Ellen Snyder, a retired lifelong hospital volunteer, continues to serve at a day center for the homeless. Verona Mullison, a retired Cru missionary, sees retirement as an opportunity to explore the sciences, which she’s loved since she was a child. Joanne Butler, 68, a cashier at an Einstein Bagels in southern Colorado, makes a countercultural choice to wake up each morning to coffee and cinnamon crunch bagels.
“Yeah, I’m supposed to be retired,” Butler said. “But I like talking to people. This is where I belong.”
After a sabbatical, Barry Rowan, the former CFO of Nextel and Vonage, decided to return to business.
“I came to see that the purpose of business is to bring about a better society as seen through the eyes of God,” Rowan said. After his sabbatical, his work was endowed with renewed peace and purpose. He saw his work as not just a way to make money, but a God-given opportunity to build businesses around “responsible value creation, creating an environment where employees can flourish, serving customers, and being good corporate citizens.” Now in his 60s, he is also seeking to mentor young Christian business leaders. “I don’t think I’ll ever fully retire,” Rowan said.
For many, retirement is a new season to “use whatever gift you have received to serve others, as faithful stewards of God’s grace in its various forms” (1 Pet. 4:10), yet from a heart being ever renewed by the gospel (2 Cor. 4:16).
Perhaps the coming “gray dawn” of the global church will not produce an economic apocalypse, but rather a movement of older Americans who choose a truly uncommon path for retirement—one of a deeper rest, a deeper sense of peace, a deeper acceptance of the realities of aging, and a deeper sense of responsibility for the world God so loves (John 3:16).
“Give me some time to figure this out,” says retired executive John Beeble.
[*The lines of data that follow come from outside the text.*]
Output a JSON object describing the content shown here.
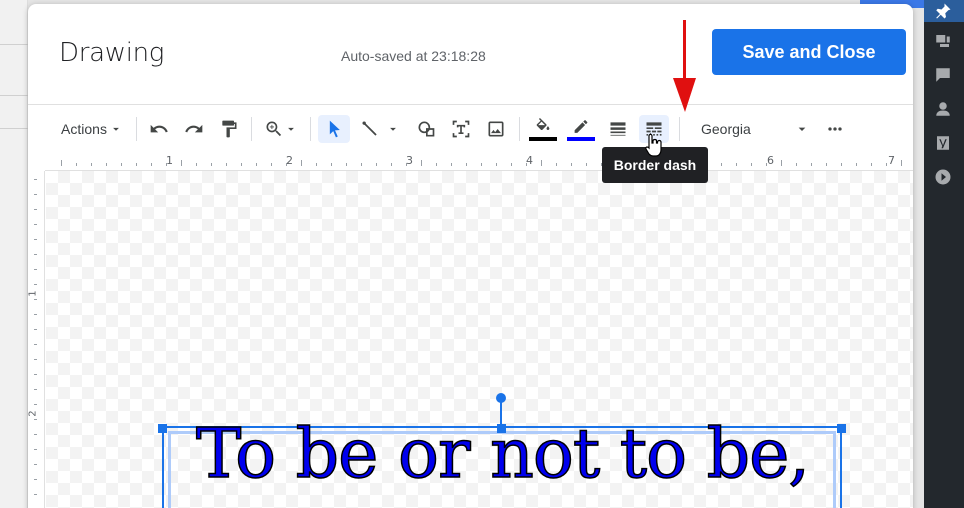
{
  "dialog": {
    "title": "Drawing",
    "autosave": "Auto-saved at 23:18:28",
    "save_button": "Save and Close"
  },
  "toolbar": {
    "actions_label": "Actions",
    "font": "Georgia",
    "line_color": "#000000",
    "border_color": "#0000ff"
  },
  "tooltip": "Border dash",
  "ruler": {
    "h_numbers": [
      "1",
      "2",
      "3",
      "4",
      "6",
      "7"
    ],
    "v_numbers": [
      "1",
      "2"
    ]
  },
  "canvas": {
    "text": "To be or not to be,"
  },
  "colors": {
    "accent": "#1a73e8",
    "text_fill": "#0000ee",
    "annotation_arrow": "#e01010"
  }
}
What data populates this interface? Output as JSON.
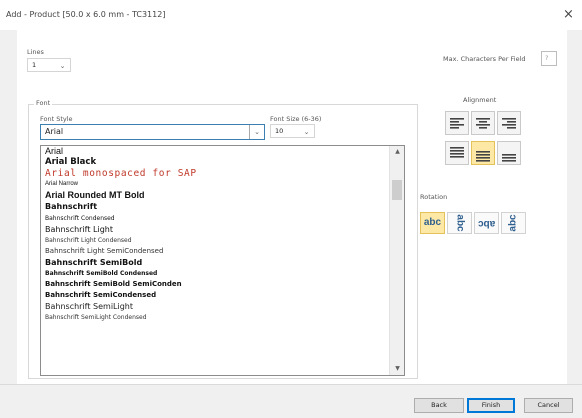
{
  "window": {
    "title": "Add - Product [50.0 x 6.0 mm - TC3112]",
    "close_label": "×"
  },
  "lines": {
    "label": "Lines",
    "value": "1"
  },
  "max_chars": {
    "label": "Max. Characters Per Field",
    "value": "?"
  },
  "font_group": {
    "label": "Font"
  },
  "font_style": {
    "label": "Font Style",
    "value": "Arial"
  },
  "font_size": {
    "label": "Font Size (6-36)",
    "value": "10"
  },
  "font_list": [
    {
      "name": "Arial",
      "family": "Liberation Sans, sans-serif",
      "size": "9px",
      "weight": "normal",
      "color": "#111111",
      "style": "normal",
      "spacing": "0"
    },
    {
      "name": "Arial Black",
      "family": "DejaVu Sans, sans-serif",
      "size": "8.5px",
      "weight": "bold",
      "color": "#111111",
      "style": "normal",
      "spacing": "0"
    },
    {
      "name": "Arial monospaced for SAP",
      "family": "DejaVu Sans Mono, monospace",
      "size": "9.5px",
      "weight": "normal",
      "color": "#c0392b",
      "style": "normal",
      "spacing": "0.6px"
    },
    {
      "name": "Arial Narrow",
      "family": "Liberation Sans, sans-serif",
      "size": "6px",
      "weight": "normal",
      "color": "#111111",
      "style": "normal",
      "spacing": "0"
    },
    {
      "name": "Arial Rounded MT Bold",
      "family": "Liberation Sans, sans-serif",
      "size": "9px",
      "weight": "bold",
      "color": "#111111",
      "style": "normal",
      "spacing": "0"
    },
    {
      "name": "Bahnschrift",
      "family": "DejaVu Sans, sans-serif",
      "size": "8px",
      "weight": "bold",
      "color": "#111111",
      "style": "normal",
      "spacing": "0"
    },
    {
      "name": "Bahnschrift Condensed",
      "family": "DejaVu Sans, sans-serif",
      "size": "6px",
      "weight": "normal",
      "color": "#111111",
      "style": "normal",
      "spacing": "0"
    },
    {
      "name": "Bahnschrift Light",
      "family": "DejaVu Sans, sans-serif",
      "size": "8px",
      "weight": "normal",
      "color": "#111111",
      "style": "normal",
      "spacing": "0"
    },
    {
      "name": "Bahnschrift Light Condensed",
      "family": "DejaVu Sans, sans-serif",
      "size": "6px",
      "weight": "normal",
      "color": "#333333",
      "style": "normal",
      "spacing": "0"
    },
    {
      "name": "Bahnschrift Light SemiCondensed",
      "family": "DejaVu Sans, sans-serif",
      "size": "7px",
      "weight": "normal",
      "color": "#333333",
      "style": "normal",
      "spacing": "0"
    },
    {
      "name": "Bahnschrift SemiBold",
      "family": "DejaVu Sans, sans-serif",
      "size": "8px",
      "weight": "bold",
      "color": "#111111",
      "style": "normal",
      "spacing": "0"
    },
    {
      "name": "Bahnschrift SemiBold Condensed",
      "family": "DejaVu Sans, sans-serif",
      "size": "6px",
      "weight": "bold",
      "color": "#111111",
      "style": "normal",
      "spacing": "0"
    },
    {
      "name": "Bahnschrift SemiBold SemiConden",
      "family": "DejaVu Sans, sans-serif",
      "size": "7px",
      "weight": "bold",
      "color": "#111111",
      "style": "normal",
      "spacing": "0"
    },
    {
      "name": "Bahnschrift SemiCondensed",
      "family": "DejaVu Sans, sans-serif",
      "size": "7px",
      "weight": "bold",
      "color": "#111111",
      "style": "normal",
      "spacing": "0"
    },
    {
      "name": "Bahnschrift SemiLight",
      "family": "DejaVu Sans, sans-serif",
      "size": "8px",
      "weight": "normal",
      "color": "#222222",
      "style": "normal",
      "spacing": "0"
    },
    {
      "name": "Bahnschrift SemiLight Condensed",
      "family": "DejaVu Sans, sans-serif",
      "size": "6px",
      "weight": "normal",
      "color": "#333333",
      "style": "normal",
      "spacing": "0"
    }
  ],
  "alignment": {
    "label": "Alignment",
    "selected_index": 4
  },
  "rotation": {
    "label": "Rotation",
    "sample_text": "abc",
    "selected_index": 0
  },
  "buttons": {
    "back": "Back",
    "finish": "Finish",
    "cancel": "Cancel"
  },
  "colors": {
    "accent": "#0078d7",
    "selection": "#fde9a5",
    "rotation_text": "#2f5f8f"
  }
}
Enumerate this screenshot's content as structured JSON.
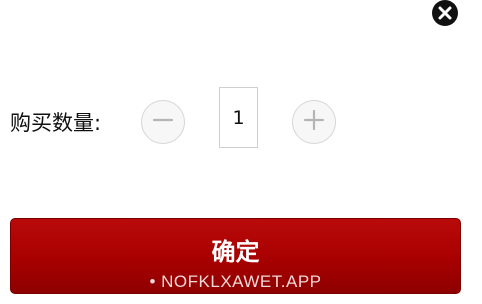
{
  "dialog": {
    "close_icon": "close-icon",
    "quantity_label": "购买数量:",
    "quantity_value": "1",
    "minus_icon": "minus-icon",
    "plus_icon": "plus-icon",
    "confirm_label": "确定",
    "watermark": "• NOFKLXAWET.APP"
  },
  "colors": {
    "confirm_bg": "#a80000",
    "confirm_text": "#ffffff",
    "stepper_bg": "#f7f7f7",
    "stepper_border": "#d6d6d6"
  }
}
Indeed, now is the time for pastors, scholars, and Christian leaders to paint a more beautiful picture of work, rest, vocation, and aging for the millions of older adults longing to hear God’s voice for the next season of life.
This article first appeared at The Gospel Coalition, and is an adapted excerpt from my forthcoming book An Uncommon Guide to Retirement: Finding God’s Purpose for the Next Season of Life.